*YOUR TASK*
Give back the whole listing exactly as shown.

---------- PROVIDED RECORDS ----------

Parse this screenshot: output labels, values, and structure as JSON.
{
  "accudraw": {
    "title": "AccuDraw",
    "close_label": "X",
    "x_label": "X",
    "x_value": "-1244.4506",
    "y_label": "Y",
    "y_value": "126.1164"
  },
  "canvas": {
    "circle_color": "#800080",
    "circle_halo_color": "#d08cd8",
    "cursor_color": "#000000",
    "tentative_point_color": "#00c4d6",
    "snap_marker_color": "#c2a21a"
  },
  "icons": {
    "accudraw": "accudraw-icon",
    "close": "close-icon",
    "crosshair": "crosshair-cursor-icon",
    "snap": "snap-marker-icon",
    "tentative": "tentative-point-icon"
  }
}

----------

*RESPONSE AREA*
Parse this screenshot: output labels, values, and structure as JSON.
{
  "accudraw": {
    "title": "AccuDraw",
    "close_label": "X",
    "x_label": "X",
    "x_value": "-1244.4506",
    "y_label": "Y",
    "y_value": "126.1164"
  },
  "canvas": {
    "circle_color": "#800080",
    "circle_halo_color": "#d08cd8",
    "cursor_color": "#000000",
    "tentative_point_color": "#00c4d6",
    "snap_marker_color": "#c2a21a"
  },
  "icons": {
    "accudraw": "accudraw-icon",
    "close": "close-icon",
    "crosshair": "crosshair-cursor-icon",
    "snap": "snap-marker-icon",
    "tentative": "tentative-point-icon"
  }
}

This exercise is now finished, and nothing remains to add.